Why are some products and systems more user-friendly than others? A new book by a University of Toronto engineering professor Kim Vicente called "The Human Factor" seeks to explain this apparent design malfunction.

Today's electronic gizmos have incredible features, but it often seems like you need an advanced degree to use a video recorder or a mobile phone. The high-tech capabilities are there, but the designs lack what Kim Vicente calls "human-tech," technology designed with the eventual user in mind. One way to improve that, he explained, is to bring users into the design process at the beginning. He points to one man who did that: famed electric guitar maker, Leo Fender.

"It's not that he was a guitar player," he explained. "He was actually a radio repairman. So what he did was, he followed a human-tech design process by involving musicians early on in the design process, trying to find out what their needs are. So for example, one of the things that he found was that in the original guitar design, the body was at right angles, so it actually bruised the guitarist's ribs as he was sitting down, playing the guitar. So one of the things they wound up doing was changing the shape of the body to conform to the shape of the guitarist. And it fits seamlessly now, rather than bruising your ribs. So, a lot of other examples that benefited from the input of the musicians in building prototypes and doing testing."

As for those designers who don't get it right, Prof. Vicente blames the education system, which trains engineers in all the technical aspects of their profession, while often failing to require courses on the human side of the equation.

"It shouldn't be surprising that when they put these systems out in the marketplace, usually they're very reliable technically, in a narrow sense, but when you put a normal human being in front of them, there's all kinds of incompatibilities that lead to errors and mistakes," he added.

However, Kim Vicente said that applying human-tech principles to industrial design can help limit errors and mistakes.
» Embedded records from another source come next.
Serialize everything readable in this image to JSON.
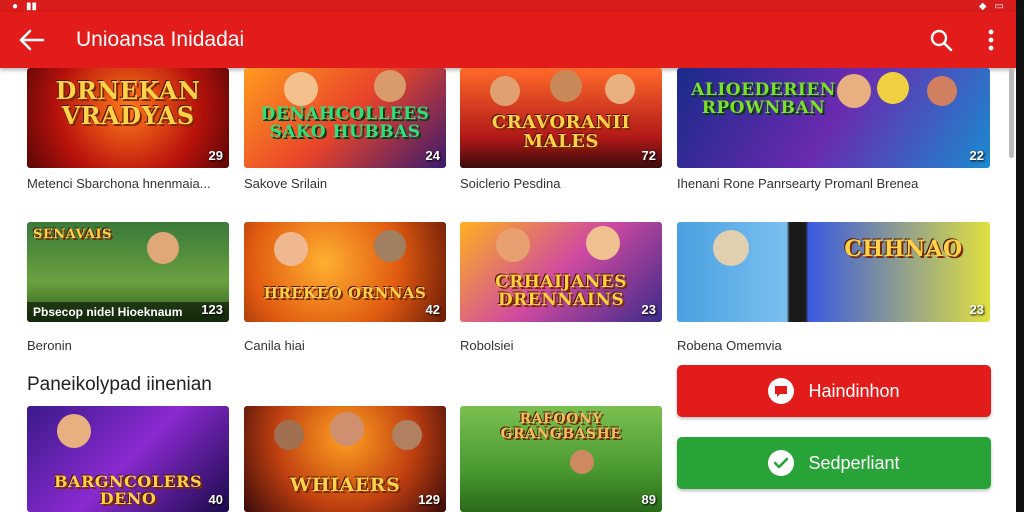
{
  "appbar": {
    "title": "Unioansa Inidadai",
    "back_icon": "arrow-back-icon",
    "search_icon": "search-icon",
    "menu_icon": "more-vert-icon",
    "color": "#e21b1b"
  },
  "grid": {
    "row1": [
      {
        "logo": "DRNEKAN VRADYAS",
        "count": "29",
        "caption": "Metenci Sbarchona hnenmaia..."
      },
      {
        "logo": "DENAHCOLLEES SAKO HUBBAS",
        "count": "24",
        "caption": "Sakove Srilain"
      },
      {
        "logo": "CRAVORANII MALES",
        "count": "72",
        "caption": "Soiclerio Pesdina"
      },
      {
        "logo": "ALIOEDERIEN RPOWNBAN",
        "count": "22",
        "caption": "Ihenani Rone Panrsearty Promanl Brenea"
      }
    ],
    "row2": [
      {
        "logo": "SENAVAIS",
        "strip": "Pbsecop nidel Hioeknaum",
        "count": "123",
        "caption": "Beronin"
      },
      {
        "logo": "HREKEO ORNNAS",
        "count": "42",
        "caption": "Canila hiai"
      },
      {
        "logo": "CRHAIJANES DRENNAINS",
        "count": "23",
        "caption": "Robolsiei"
      },
      {
        "logo": "CHHNAO",
        "count": "23",
        "caption": "Robena Omemvia"
      }
    ],
    "row3": [
      {
        "logo": "BARGNCOLERS DENO",
        "count": "40"
      },
      {
        "logo": "WHIAERS",
        "count": "129"
      },
      {
        "logo": "RAFOONY GRANGBASHE",
        "count": "89"
      }
    ]
  },
  "section_title": "Paneikolypad iinenian",
  "buttons": {
    "red": {
      "label": "Haindinhon",
      "icon": "chat-icon",
      "color": "#e21b1b"
    },
    "green": {
      "label": "Sedperliant",
      "icon": "check-icon",
      "color": "#27a337"
    }
  }
}
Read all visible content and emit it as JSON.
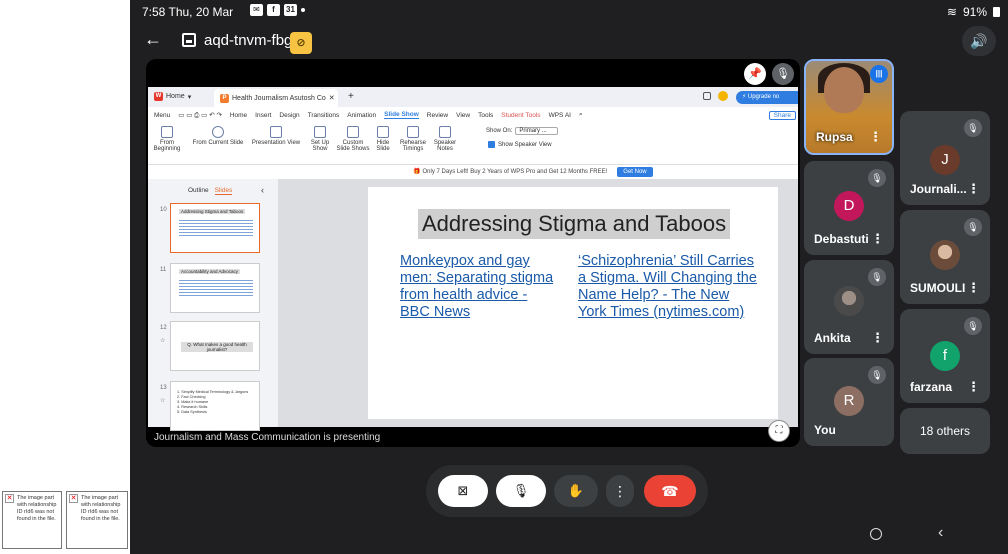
{
  "status_bar": {
    "time": "7:58",
    "date": "Thu, 20 Mar",
    "battery": "91%"
  },
  "meeting": {
    "code": "aqd-tnvm-fbg"
  },
  "wps": {
    "home_tab": "Home",
    "doc_tab": "Health Journalism Asutosh Co",
    "upgrade": "Upgrade no",
    "menu": [
      "Menu",
      "Home",
      "Insert",
      "Design",
      "Transitions",
      "Animation",
      "Slide Show",
      "Review",
      "View",
      "Tools",
      "Student Tools",
      "WPS AI",
      "Share"
    ],
    "ribbon": {
      "from_beginning": "From Beginning",
      "from_current": "From Current Slide",
      "presenter_view": "Presentation View",
      "setup_show": "Set Up Show",
      "custom_shows": "Custom Slide Shows",
      "hide_slide": "Hide Slide",
      "rehearse": "Rehearse Timings",
      "speaker_notes": "Speaker Notes",
      "show_on_label": "Show On:",
      "show_on_value": "Primary ...",
      "show_speaker_view": "Show Speaker View"
    },
    "promo": "Only 7 Days Left! Buy 2 Years of WPS Pro and Get 12 Months FREE!",
    "get_now": "Get Now",
    "pane_tabs": [
      "Outline",
      "Slides"
    ],
    "thumbnails": [
      {
        "num": "10",
        "title": "Addressing Stigma and Taboos"
      },
      {
        "num": "11",
        "title": "Accountability and Advocacy"
      },
      {
        "num": "12",
        "title": "Q. What makes a good health journalist?"
      },
      {
        "num": "13",
        "title": "1. Simplify Medical Terminology & Jargons\n2. Fact Checking\n3. Make it humane\n4. Research Skills\n5. Data Synthesis"
      }
    ],
    "slide": {
      "title": "Addressing Stigma and Taboos",
      "link_left": "Monkeypox and gay men: Separating stigma from health advice - BBC News",
      "link_right": "‘Schizophrenia’ Still Carries a Stigma. Will Changing the Name Help? - The New York Times (nytimes.com)"
    }
  },
  "presenting_label": "Journalism and Mass Communication is presenting",
  "participants": [
    {
      "name": "Rupsa",
      "type": "video"
    },
    {
      "name": "Journali...",
      "initial": "J",
      "color": "#6a3b2a"
    },
    {
      "name": "Debastuti",
      "initial": "D",
      "color": "#c2185b"
    },
    {
      "name": "SUMOULI",
      "type": "photo"
    },
    {
      "name": "Ankita",
      "type": "photo"
    },
    {
      "name": "farzana",
      "initial": "f",
      "color": "#12a26b"
    },
    {
      "name": "You",
      "initial": "R",
      "color": "#8d6e63"
    }
  ],
  "others_label": "18 others"
}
He extends his concept beyond things to entire systems, such as aviation. The industry has developed an elaborate incident reporting system, so that even in the case of a near-miss of two planes, the cause is analyzed and pilots and controllers are not penalized for reporting errors.

Professor Vicente contrasts that system with what happens or doesn't happen in hospitals. He noted that in the United States, medical error is the eighth leading cause of death.

"If someone makes a mistake or they report information about an error or a near miss, they get blamed because people, instead of looking at how the system is designed, they look at the individual and place full responsibility on the person," he said. "People do need to have accountability, but even very well-intentioned people, very well-trained and so on, will make mistakes in a system that is poorly designed in terms of the human factors."

The Human Factor is the name of Kim Vicente's book, which is published by Routledge. As a university professor, he emphasizes that today's students, who will be designing the products and systems of the future, should focus more on learning to improve the fit between people and technology.